• Exercise: Whenever "theme" occurs in a line of the material, list that line.

• Supplied records:
━━━━━━━━━━━━━━━━━━━━

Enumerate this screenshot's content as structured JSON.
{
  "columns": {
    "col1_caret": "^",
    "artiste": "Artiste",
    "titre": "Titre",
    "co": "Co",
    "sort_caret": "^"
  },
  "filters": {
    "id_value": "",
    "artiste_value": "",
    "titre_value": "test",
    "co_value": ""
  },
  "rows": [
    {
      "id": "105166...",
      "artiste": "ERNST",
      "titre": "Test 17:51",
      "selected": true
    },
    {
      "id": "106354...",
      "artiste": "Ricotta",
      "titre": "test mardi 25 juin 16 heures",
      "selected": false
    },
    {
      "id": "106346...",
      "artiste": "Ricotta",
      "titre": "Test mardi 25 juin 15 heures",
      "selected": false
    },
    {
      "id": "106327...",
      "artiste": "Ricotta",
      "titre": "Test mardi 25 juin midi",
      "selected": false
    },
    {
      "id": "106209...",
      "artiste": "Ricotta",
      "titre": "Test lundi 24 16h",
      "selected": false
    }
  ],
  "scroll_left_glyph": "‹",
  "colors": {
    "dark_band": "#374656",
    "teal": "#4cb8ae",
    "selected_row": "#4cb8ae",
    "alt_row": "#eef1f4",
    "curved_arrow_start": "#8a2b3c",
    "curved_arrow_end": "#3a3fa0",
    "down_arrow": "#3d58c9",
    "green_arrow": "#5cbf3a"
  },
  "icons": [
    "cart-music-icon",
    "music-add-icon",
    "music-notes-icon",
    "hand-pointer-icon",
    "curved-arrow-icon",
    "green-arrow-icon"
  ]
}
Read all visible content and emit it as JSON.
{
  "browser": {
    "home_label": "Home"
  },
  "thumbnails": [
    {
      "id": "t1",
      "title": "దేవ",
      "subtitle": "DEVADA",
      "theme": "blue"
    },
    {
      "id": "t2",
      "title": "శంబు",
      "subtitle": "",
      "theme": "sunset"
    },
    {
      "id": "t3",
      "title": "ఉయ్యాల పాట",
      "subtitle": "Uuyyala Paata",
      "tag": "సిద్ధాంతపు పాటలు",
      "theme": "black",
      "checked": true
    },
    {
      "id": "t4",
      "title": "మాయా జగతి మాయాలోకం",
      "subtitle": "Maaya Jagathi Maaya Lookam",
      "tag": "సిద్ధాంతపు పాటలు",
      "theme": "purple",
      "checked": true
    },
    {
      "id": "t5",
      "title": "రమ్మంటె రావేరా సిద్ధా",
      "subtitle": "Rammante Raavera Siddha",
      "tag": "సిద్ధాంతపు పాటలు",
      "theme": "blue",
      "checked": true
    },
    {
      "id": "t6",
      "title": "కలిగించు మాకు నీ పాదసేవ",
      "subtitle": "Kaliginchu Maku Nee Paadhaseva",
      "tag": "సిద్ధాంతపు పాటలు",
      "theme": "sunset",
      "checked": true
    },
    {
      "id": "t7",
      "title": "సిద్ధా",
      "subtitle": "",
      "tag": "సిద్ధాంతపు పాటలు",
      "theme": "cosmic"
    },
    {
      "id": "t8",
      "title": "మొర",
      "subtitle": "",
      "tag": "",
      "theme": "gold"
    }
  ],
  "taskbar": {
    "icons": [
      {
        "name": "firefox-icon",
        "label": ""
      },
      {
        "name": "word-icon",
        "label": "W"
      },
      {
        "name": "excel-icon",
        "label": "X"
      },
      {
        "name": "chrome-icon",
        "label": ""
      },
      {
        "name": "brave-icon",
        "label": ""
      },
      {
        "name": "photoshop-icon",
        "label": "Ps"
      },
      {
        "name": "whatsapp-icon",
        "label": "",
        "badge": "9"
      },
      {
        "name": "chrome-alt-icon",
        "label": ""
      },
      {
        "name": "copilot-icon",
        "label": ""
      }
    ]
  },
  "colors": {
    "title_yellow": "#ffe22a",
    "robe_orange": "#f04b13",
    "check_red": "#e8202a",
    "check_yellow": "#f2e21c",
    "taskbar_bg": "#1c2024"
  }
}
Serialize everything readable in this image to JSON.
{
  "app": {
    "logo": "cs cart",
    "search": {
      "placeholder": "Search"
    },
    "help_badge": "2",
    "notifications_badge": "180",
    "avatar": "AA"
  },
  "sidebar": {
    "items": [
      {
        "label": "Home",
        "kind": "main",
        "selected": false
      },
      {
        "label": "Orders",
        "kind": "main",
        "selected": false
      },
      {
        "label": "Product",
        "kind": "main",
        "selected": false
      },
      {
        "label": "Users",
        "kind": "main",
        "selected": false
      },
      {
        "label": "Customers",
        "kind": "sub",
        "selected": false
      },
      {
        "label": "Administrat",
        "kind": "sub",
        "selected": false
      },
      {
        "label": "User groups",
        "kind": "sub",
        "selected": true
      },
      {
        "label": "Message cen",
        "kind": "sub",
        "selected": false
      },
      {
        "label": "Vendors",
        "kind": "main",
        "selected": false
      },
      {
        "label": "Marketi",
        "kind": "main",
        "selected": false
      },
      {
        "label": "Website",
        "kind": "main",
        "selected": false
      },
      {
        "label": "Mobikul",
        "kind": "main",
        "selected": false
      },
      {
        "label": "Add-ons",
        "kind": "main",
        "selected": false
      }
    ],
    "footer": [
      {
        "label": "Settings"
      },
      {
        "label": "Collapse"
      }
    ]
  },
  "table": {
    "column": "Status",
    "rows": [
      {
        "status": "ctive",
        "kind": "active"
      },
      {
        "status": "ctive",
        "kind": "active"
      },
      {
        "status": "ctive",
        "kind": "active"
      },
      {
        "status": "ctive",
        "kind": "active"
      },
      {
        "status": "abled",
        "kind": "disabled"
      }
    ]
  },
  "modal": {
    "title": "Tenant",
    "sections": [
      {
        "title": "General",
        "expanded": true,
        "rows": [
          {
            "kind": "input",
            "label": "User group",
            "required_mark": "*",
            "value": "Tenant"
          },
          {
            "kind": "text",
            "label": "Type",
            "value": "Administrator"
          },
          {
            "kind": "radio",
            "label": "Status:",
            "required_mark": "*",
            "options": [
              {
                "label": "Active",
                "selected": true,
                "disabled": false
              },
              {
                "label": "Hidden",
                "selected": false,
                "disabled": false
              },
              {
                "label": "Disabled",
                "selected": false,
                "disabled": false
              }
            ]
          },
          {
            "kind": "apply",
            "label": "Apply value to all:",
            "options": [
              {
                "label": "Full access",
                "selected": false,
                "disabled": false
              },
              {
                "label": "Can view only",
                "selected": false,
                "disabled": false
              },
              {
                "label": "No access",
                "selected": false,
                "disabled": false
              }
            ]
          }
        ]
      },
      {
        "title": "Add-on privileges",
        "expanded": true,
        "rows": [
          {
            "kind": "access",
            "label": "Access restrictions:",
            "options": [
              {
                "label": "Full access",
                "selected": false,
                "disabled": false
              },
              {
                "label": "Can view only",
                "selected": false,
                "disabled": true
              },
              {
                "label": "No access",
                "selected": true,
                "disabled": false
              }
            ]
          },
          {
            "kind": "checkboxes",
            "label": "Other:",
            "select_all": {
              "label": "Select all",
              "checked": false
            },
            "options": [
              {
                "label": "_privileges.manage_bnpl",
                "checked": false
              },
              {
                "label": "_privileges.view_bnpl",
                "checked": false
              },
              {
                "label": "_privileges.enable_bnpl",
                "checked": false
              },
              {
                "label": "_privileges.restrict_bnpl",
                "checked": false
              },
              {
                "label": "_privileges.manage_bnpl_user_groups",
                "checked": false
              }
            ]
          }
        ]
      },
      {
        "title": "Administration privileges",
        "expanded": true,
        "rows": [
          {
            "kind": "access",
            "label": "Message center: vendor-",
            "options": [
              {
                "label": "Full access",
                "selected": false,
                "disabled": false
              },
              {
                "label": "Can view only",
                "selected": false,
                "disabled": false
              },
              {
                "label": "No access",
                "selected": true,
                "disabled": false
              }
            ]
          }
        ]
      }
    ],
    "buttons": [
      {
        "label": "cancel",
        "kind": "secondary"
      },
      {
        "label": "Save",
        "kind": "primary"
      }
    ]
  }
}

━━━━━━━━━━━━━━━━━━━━

• Answer:
      "theme": "blue"
      "theme": "sunset"
      "theme": "black",
      "theme": "purple",
      "theme": "blue",
      "theme": "sunset",
      "theme": "cosmic"
      "theme": "gold"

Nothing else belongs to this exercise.